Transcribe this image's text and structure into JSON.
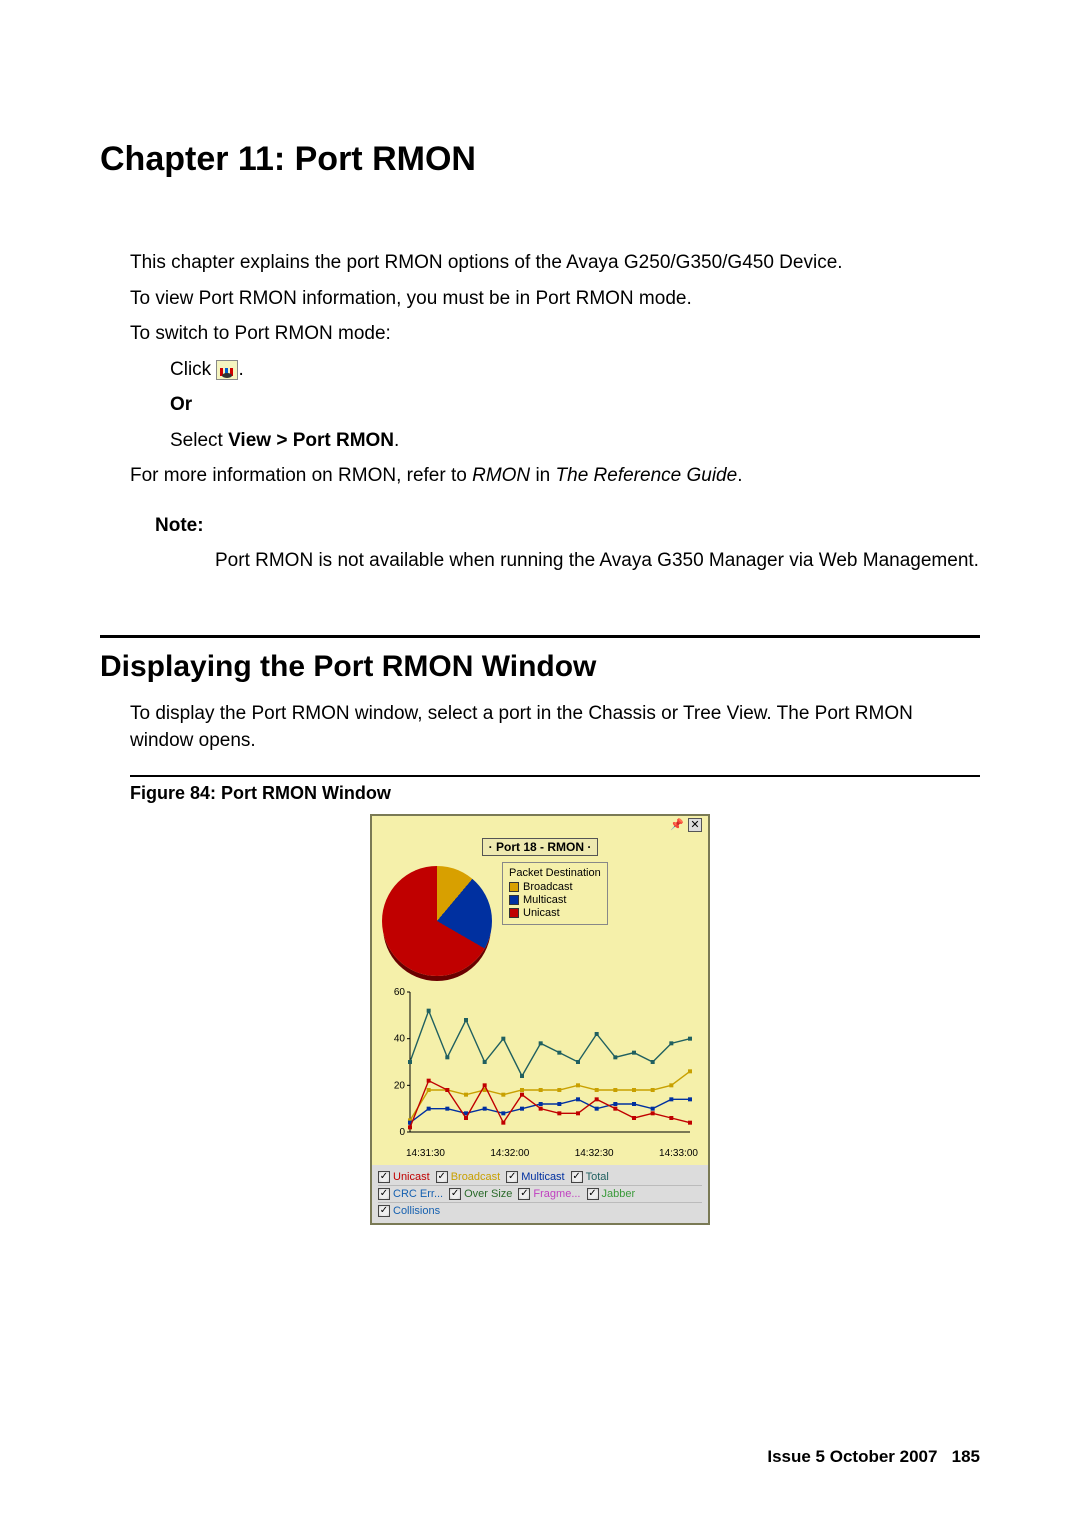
{
  "chapter_title": "Chapter 11: Port RMON",
  "intro": {
    "p1": "This chapter explains the port RMON options of the Avaya G250/G350/G450 Device.",
    "p2": "To view Port RMON information, you must be in Port RMON mode.",
    "p3": "To switch to Port RMON mode:",
    "click_prefix": "Click ",
    "click_suffix": ".",
    "or": "Or",
    "select_prefix": "Select ",
    "select_bold": "View > Port RMON",
    "select_suffix": ".",
    "moreinfo_prefix": "For more information on RMON, refer to ",
    "moreinfo_i1": "RMON",
    "moreinfo_mid": " in ",
    "moreinfo_i2": "The Reference Guide",
    "moreinfo_suffix": ".",
    "note_label": "Note:",
    "note_body": "Port RMON is not available when running the Avaya G350 Manager via Web Management."
  },
  "section2": {
    "heading": "Displaying the Port RMON Window",
    "p1": "To display the Port RMON window, select a port in the Chassis or Tree View. The Port RMON window opens.",
    "figure_caption": "Figure 84: Port RMON Window"
  },
  "rmon_window": {
    "port_label": "· Port 18 - RMON ·",
    "legend_title": "Packet Destination",
    "legend_items": [
      "Broadcast",
      "Multicast",
      "Unicast"
    ],
    "toggles": {
      "row1": [
        "Unicast",
        "Broadcast",
        "Multicast",
        "Total"
      ],
      "row2": [
        "CRC Err...",
        "Over Size",
        "Fragme...",
        "Jabber"
      ],
      "row3": [
        "Collisions"
      ]
    }
  },
  "chart_data": [
    {
      "type": "pie",
      "title": "Packet Destination",
      "series": [
        {
          "name": "Broadcast",
          "value": 12,
          "color": "#d8a000"
        },
        {
          "name": "Multicast",
          "value": 22,
          "color": "#0030a0"
        },
        {
          "name": "Unicast",
          "value": 66,
          "color": "#c00000"
        }
      ]
    },
    {
      "type": "line",
      "title": "",
      "xlabel": "",
      "ylabel": "",
      "ylim": [
        0,
        60
      ],
      "x_ticks": [
        "14:31:30",
        "14:32:00",
        "14:32:30",
        "14:33:00"
      ],
      "x": [
        0,
        1,
        2,
        3,
        4,
        5,
        6,
        7,
        8,
        9,
        10,
        11,
        12,
        13,
        14,
        15
      ],
      "series": [
        {
          "name": "Total",
          "color": "#206060",
          "values": [
            30,
            52,
            32,
            48,
            30,
            40,
            24,
            38,
            34,
            30,
            42,
            32,
            34,
            30,
            38,
            40
          ]
        },
        {
          "name": "Broadcast",
          "color": "#c8a000",
          "values": [
            5,
            18,
            18,
            16,
            18,
            16,
            18,
            18,
            18,
            20,
            18,
            18,
            18,
            18,
            20,
            26
          ]
        },
        {
          "name": "Multicast",
          "color": "#0030a0",
          "values": [
            4,
            10,
            10,
            8,
            10,
            8,
            10,
            12,
            12,
            14,
            10,
            12,
            12,
            10,
            14,
            14
          ]
        },
        {
          "name": "Unicast",
          "color": "#c00000",
          "values": [
            2,
            22,
            18,
            6,
            20,
            4,
            16,
            10,
            8,
            8,
            14,
            10,
            6,
            8,
            6,
            4
          ]
        }
      ]
    }
  ],
  "footer": {
    "issue": "Issue 5   October 2007",
    "page": "185"
  }
}
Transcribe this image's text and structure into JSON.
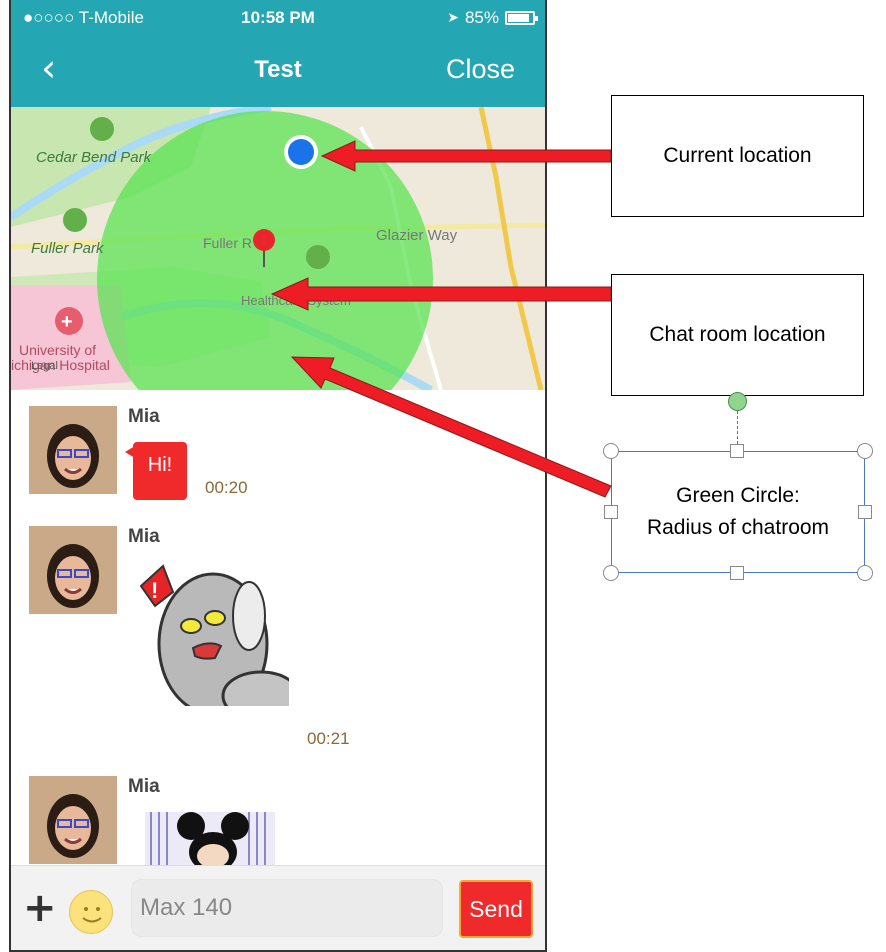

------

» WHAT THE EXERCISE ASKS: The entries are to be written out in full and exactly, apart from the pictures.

» RESULT OF THIS EXERCISE:
Transcribe this image's text and structure into JSON.
{
  "chapter_title": "Chapter 11: Port RMON",
  "intro": {
    "p1": "This chapter explains the port RMON options of the Avaya G250/G350/G450 Device.",
    "p2": "To view Port RMON information, you must be in Port RMON mode.",
    "p3": "To switch to Port RMON mode:",
    "click_prefix": "Click ",
    "click_suffix": ".",
    "or": "Or",
    "select_prefix": "Select ",
    "select_bold": "View > Port RMON",
    "select_suffix": ".",
    "moreinfo_prefix": "For more information on RMON, refer to ",
    "moreinfo_i1": "RMON",
    "moreinfo_mid": " in ",
    "moreinfo_i2": "The Reference Guide",
    "moreinfo_suffix": ".",
    "note_label": "Note:",
    "note_body": "Port RMON is not available when running the Avaya G350 Manager via Web Management."
  },
  "section2": {
    "heading": "Displaying the Port RMON Window",
    "p1": "To display the Port RMON window, select a port in the Chassis or Tree View. The Port RMON window opens.",
    "figure_caption": "Figure 84: Port RMON Window"
  },
  "rmon_window": {
    "port_label": "· Port 18 - RMON ·",
    "legend_title": "Packet Destination",
    "legend_items": [
      "Broadcast",
      "Multicast",
      "Unicast"
    ],
    "toggles": {
      "row1": [
        "Unicast",
        "Broadcast",
        "Multicast",
        "Total"
      ],
      "row2": [
        "CRC Err...",
        "Over Size",
        "Fragme...",
        "Jabber"
      ],
      "row3": [
        "Collisions"
      ]
    }
  },
  "chart_data": [
    {
      "type": "pie",
      "title": "Packet Destination",
      "series": [
        {
          "name": "Broadcast",
          "value": 12,
          "color": "#d8a000"
        },
        {
          "name": "Multicast",
          "value": 22,
          "color": "#0030a0"
        },
        {
          "name": "Unicast",
          "value": 66,
          "color": "#c00000"
        }
      ]
    },
    {
      "type": "line",
      "title": "",
      "xlabel": "",
      "ylabel": "",
      "ylim": [
        0,
        60
      ],
      "x_ticks": [
        "14:31:30",
        "14:32:00",
        "14:32:30",
        "14:33:00"
      ],
      "x": [
        0,
        1,
        2,
        3,
        4,
        5,
        6,
        7,
        8,
        9,
        10,
        11,
        12,
        13,
        14,
        15
      ],
      "series": [
        {
          "name": "Total",
          "color": "#206060",
          "values": [
            30,
            52,
            32,
            48,
            30,
            40,
            24,
            38,
            34,
            30,
            42,
            32,
            34,
            30,
            38,
            40
          ]
        },
        {
          "name": "Broadcast",
          "color": "#c8a000",
          "values": [
            5,
            18,
            18,
            16,
            18,
            16,
            18,
            18,
            18,
            20,
            18,
            18,
            18,
            18,
            20,
            26
          ]
        },
        {
          "name": "Multicast",
          "color": "#0030a0",
          "values": [
            4,
            10,
            10,
            8,
            10,
            8,
            10,
            12,
            12,
            14,
            10,
            12,
            12,
            10,
            14,
            14
          ]
        },
        {
          "name": "Unicast",
          "color": "#c00000",
          "values": [
            2,
            22,
            18,
            6,
            20,
            4,
            16,
            10,
            8,
            8,
            14,
            10,
            6,
            8,
            6,
            4
          ]
        }
      ]
    }
  ],
  "footer": {
    "issue": "Issue 5   October 2007",
    "page": "185"
  }
}
Transcribe this image's text and structure into JSON.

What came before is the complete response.